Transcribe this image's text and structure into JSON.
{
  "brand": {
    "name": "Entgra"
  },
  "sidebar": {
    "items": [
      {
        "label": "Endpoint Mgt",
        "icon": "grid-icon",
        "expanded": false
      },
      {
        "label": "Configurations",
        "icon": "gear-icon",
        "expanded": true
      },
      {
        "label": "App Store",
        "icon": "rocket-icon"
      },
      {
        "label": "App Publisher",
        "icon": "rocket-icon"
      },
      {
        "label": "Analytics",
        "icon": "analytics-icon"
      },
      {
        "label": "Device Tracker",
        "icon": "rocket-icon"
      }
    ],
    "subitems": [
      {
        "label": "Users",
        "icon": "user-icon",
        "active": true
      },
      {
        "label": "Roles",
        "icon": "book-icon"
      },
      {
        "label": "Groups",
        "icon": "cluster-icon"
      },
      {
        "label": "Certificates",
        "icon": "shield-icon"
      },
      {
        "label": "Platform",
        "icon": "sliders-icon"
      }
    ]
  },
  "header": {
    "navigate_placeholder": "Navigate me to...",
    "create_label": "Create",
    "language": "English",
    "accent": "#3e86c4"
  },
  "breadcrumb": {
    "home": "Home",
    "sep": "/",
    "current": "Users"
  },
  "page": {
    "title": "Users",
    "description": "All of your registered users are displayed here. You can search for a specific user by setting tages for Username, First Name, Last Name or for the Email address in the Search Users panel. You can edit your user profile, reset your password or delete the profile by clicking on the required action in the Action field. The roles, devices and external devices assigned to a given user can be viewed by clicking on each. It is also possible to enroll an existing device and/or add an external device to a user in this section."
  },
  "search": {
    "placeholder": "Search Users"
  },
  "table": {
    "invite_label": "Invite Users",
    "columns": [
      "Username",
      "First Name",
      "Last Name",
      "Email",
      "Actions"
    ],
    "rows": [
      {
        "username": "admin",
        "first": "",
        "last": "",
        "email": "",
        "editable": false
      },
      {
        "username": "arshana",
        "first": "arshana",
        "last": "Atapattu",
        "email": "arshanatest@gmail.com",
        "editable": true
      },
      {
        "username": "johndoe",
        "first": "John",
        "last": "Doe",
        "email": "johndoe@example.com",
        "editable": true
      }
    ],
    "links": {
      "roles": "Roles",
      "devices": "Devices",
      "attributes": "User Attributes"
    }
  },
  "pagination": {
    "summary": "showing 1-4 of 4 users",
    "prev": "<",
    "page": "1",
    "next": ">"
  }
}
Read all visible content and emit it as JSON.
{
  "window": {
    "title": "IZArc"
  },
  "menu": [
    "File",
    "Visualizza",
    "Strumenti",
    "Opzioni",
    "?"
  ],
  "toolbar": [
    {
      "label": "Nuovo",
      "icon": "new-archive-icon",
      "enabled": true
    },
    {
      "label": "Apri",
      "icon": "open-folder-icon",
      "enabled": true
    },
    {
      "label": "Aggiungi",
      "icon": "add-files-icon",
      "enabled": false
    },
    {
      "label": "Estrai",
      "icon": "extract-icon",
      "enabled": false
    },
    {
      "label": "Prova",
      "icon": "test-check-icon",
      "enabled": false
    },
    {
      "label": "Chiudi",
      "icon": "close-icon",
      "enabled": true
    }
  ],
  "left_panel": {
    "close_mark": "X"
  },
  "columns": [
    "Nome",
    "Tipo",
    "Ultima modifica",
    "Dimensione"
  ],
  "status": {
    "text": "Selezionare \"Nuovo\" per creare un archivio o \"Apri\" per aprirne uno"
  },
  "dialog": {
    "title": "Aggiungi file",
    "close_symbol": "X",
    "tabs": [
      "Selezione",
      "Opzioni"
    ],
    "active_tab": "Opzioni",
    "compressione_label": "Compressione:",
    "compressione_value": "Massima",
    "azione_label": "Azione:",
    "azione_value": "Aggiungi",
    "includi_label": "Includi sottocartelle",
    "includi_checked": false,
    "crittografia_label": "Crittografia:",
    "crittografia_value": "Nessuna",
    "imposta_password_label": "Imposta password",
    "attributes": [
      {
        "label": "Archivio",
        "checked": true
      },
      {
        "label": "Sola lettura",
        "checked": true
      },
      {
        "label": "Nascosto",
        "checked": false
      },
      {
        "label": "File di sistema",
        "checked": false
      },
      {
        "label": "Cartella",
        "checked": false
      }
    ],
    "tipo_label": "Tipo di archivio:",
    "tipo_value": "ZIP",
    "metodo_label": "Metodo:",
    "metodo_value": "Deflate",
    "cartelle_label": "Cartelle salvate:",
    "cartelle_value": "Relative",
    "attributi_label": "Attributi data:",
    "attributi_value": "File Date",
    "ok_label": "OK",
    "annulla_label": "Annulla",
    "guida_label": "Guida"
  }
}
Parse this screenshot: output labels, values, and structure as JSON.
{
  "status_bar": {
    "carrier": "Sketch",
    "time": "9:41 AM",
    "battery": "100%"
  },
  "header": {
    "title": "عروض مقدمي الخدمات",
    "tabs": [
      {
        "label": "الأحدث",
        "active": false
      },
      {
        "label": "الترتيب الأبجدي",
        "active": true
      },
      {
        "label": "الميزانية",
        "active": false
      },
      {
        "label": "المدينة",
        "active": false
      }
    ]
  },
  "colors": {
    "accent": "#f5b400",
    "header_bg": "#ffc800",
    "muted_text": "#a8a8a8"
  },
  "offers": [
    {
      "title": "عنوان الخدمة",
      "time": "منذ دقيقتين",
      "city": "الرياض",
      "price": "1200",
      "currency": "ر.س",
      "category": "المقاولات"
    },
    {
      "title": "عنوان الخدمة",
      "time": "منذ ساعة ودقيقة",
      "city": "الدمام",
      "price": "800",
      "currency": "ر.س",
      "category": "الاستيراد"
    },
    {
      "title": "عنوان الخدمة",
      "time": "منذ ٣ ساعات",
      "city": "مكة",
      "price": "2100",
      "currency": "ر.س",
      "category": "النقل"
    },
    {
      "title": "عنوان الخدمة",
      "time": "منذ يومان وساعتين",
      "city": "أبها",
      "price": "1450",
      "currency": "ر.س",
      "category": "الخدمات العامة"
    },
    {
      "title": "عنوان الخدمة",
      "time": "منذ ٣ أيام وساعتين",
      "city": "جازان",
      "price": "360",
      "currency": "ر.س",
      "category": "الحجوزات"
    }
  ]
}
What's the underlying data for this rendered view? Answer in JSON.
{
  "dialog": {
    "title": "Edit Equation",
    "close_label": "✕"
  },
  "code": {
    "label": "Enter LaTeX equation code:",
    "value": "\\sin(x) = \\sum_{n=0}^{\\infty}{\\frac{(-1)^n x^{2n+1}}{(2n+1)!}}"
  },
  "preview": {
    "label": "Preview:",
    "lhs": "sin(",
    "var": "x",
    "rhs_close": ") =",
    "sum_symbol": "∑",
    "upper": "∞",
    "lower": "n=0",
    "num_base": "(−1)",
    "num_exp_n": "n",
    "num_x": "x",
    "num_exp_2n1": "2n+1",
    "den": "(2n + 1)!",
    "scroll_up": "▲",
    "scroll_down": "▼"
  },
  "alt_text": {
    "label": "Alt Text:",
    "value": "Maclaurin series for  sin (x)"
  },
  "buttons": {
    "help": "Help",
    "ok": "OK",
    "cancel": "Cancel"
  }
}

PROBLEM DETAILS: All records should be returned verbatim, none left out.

TASK RESULT:
Transcribe this image's text and structure into JSON.
{
  "brand": {
    "name": "Entgra"
  },
  "sidebar": {
    "items": [
      {
        "label": "Endpoint Mgt",
        "icon": "grid-icon",
        "expanded": false
      },
      {
        "label": "Configurations",
        "icon": "gear-icon",
        "expanded": true
      },
      {
        "label": "App Store",
        "icon": "rocket-icon"
      },
      {
        "label": "App Publisher",
        "icon": "rocket-icon"
      },
      {
        "label": "Analytics",
        "icon": "analytics-icon"
      },
      {
        "label": "Device Tracker",
        "icon": "rocket-icon"
      }
    ],
    "subitems": [
      {
        "label": "Users",
        "icon": "user-icon",
        "active": true
      },
      {
        "label": "Roles",
        "icon": "book-icon"
      },
      {
        "label": "Groups",
        "icon": "cluster-icon"
      },
      {
        "label": "Certificates",
        "icon": "shield-icon"
      },
      {
        "label": "Platform",
        "icon": "sliders-icon"
      }
    ]
  },
  "header": {
    "navigate_placeholder": "Navigate me to...",
    "create_label": "Create",
    "language": "English",
    "accent": "#3e86c4"
  },
  "breadcrumb": {
    "home": "Home",
    "sep": "/",
    "current": "Users"
  },
  "page": {
    "title": "Users",
    "description": "All of your registered users are displayed here. You can search for a specific user by setting tages for Username, First Name, Last Name or for the Email address in the Search Users panel. You can edit your user profile, reset your password or delete the profile by clicking on the required action in the Action field. The roles, devices and external devices assigned to a given user can be viewed by clicking on each. It is also possible to enroll an existing device and/or add an external device to a user in this section."
  },
  "search": {
    "placeholder": "Search Users"
  },
  "table": {
    "invite_label": "Invite Users",
    "columns": [
      "Username",
      "First Name",
      "Last Name",
      "Email",
      "Actions"
    ],
    "rows": [
      {
        "username": "admin",
        "first": "",
        "last": "",
        "email": "",
        "editable": false
      },
      {
        "username": "arshana",
        "first": "arshana",
        "last": "Atapattu",
        "email": "arshanatest@gmail.com",
        "editable": true
      },
      {
        "username": "johndoe",
        "first": "John",
        "last": "Doe",
        "email": "johndoe@example.com",
        "editable": true
      }
    ],
    "links": {
      "roles": "Roles",
      "devices": "Devices",
      "attributes": "User Attributes"
    }
  },
  "pagination": {
    "summary": "showing 1-4 of 4 users",
    "prev": "<",
    "page": "1",
    "next": ">"
  }
}
Read all visible content and emit it as JSON.
{
  "window": {
    "title": "IZArc"
  },
  "menu": [
    "File",
    "Visualizza",
    "Strumenti",
    "Opzioni",
    "?"
  ],
  "toolbar": [
    {
      "label": "Nuovo",
      "icon": "new-archive-icon",
      "enabled": true
    },
    {
      "label": "Apri",
      "icon": "open-folder-icon",
      "enabled": true
    },
    {
      "label": "Aggiungi",
      "icon": "add-files-icon",
      "enabled": false
    },
    {
      "label": "Estrai",
      "icon": "extract-icon",
      "enabled": false
    },
    {
      "label": "Prova",
      "icon": "test-check-icon",
      "enabled": false
    },
    {
      "label": "Chiudi",
      "icon": "close-icon",
      "enabled": true
    }
  ],
  "left_panel": {
    "close_mark": "X"
  },
  "columns": [
    "Nome",
    "Tipo",
    "Ultima modifica",
    "Dimensione"
  ],
  "status": {
    "text": "Selezionare \"Nuovo\" per creare un archivio o \"Apri\" per aprirne uno"
  },
  "dialog": {
    "title": "Aggiungi file",
    "close_symbol": "X",
    "tabs": [
      "Selezione",
      "Opzioni"
    ],
    "active_tab": "Opzioni",
    "compressione_label": "Compressione:",
    "compressione_value": "Massima",
    "azione_label": "Azione:",
    "azione_value": "Aggiungi",
    "includi_label": "Includi sottocartelle",
    "includi_checked": false,
    "crittografia_label": "Crittografia:",
    "crittografia_value": "Nessuna",
    "imposta_password_label": "Imposta password",
    "attributes": [
      {
        "label": "Archivio",
        "checked": true
      },
      {
        "label": "Sola lettura",
        "checked": true
      },
      {
        "label": "Nascosto",
        "checked": false
      },
      {
        "label": "File di sistema",
        "checked": false
      },
      {
        "label": "Cartella",
        "checked": false
      }
    ],
    "tipo_label": "Tipo di archivio:",
    "tipo_value": "ZIP",
    "metodo_label": "Metodo:",
    "metodo_value": "Deflate",
    "cartelle_label": "Cartelle salvate:",
    "cartelle_value": "Relative",
    "attributi_label": "Attributi data:",
    "attributi_value": "File Date",
    "ok_label": "OK",
    "annulla_label": "Annulla",
    "guida_label": "Guida"
  }
}
Parse this screenshot: output labels, values, and structure as JSON.
{
  "status_bar": {
    "carrier": "Sketch",
    "time": "9:41 AM",
    "battery": "100%"
  },
  "header": {
    "title": "عروض مقدمي الخدمات",
    "tabs": [
      {
        "label": "الأحدث",
        "active": false
      },
      {
        "label": "الترتيب الأبجدي",
        "active": true
      },
      {
        "label": "الميزانية",
        "active": false
      },
      {
        "label": "المدينة",
        "active": false
      }
    ]
  },
  "colors": {
    "accent": "#f5b400",
    "header_bg": "#ffc800",
    "muted_text": "#a8a8a8"
  },
  "offers": [
    {
      "title": "عنوان الخدمة",
      "time": "منذ دقيقتين",
      "city": "الرياض",
      "price": "1200",
      "currency": "ر.س",
      "category": "المقاولات"
    },
    {
      "title": "عنوان الخدمة",
      "time": "منذ ساعة ودقيقة",
      "city": "الدمام",
      "price": "800",
      "currency": "ر.س",
      "category": "الاستيراد"
    },
    {
      "title": "عنوان الخدمة",
      "time": "منذ ٣ ساعات",
      "city": "مكة",
      "price": "2100",
      "currency": "ر.س",
      "category": "النقل"
    },
    {
      "title": "عنوان الخدمة",
      "time": "منذ يومان وساعتين",
      "city": "أبها",
      "price": "1450",
      "currency": "ر.س",
      "category": "الخدمات العامة"
    },
    {
      "title": "عنوان الخدمة",
      "time": "منذ ٣ أيام وساعتين",
      "city": "جازان",
      "price": "360",
      "currency": "ر.س",
      "category": "الحجوزات"
    }
  ]
}
What's the underlying data for this rendered view? Answer in JSON.
{
  "dialog": {
    "title": "Edit Equation",
    "close_label": "✕"
  },
  "code": {
    "label": "Enter LaTeX equation code:",
    "value": "\\sin(x) = \\sum_{n=0}^{\\infty}{\\frac{(-1)^n x^{2n+1}}{(2n+1)!}}"
  },
  "preview": {
    "label": "Preview:",
    "lhs": "sin(",
    "var": "x",
    "rhs_close": ") =",
    "sum_symbol": "∑",
    "upper": "∞",
    "lower": "n=0",
    "num_base": "(−1)",
    "num_exp_n": "n",
    "num_x": "x",
    "num_exp_2n1": "2n+1",
    "den": "(2n + 1)!",
    "scroll_up": "▲",
    "scroll_down": "▼"
  },
  "alt_text": {
    "label": "Alt Text:",
    "value": "Maclaurin series for  sin (x)"
  },
  "buttons": {
    "help": "Help",
    "ok": "OK",
    "cancel": "Cancel"
  }
}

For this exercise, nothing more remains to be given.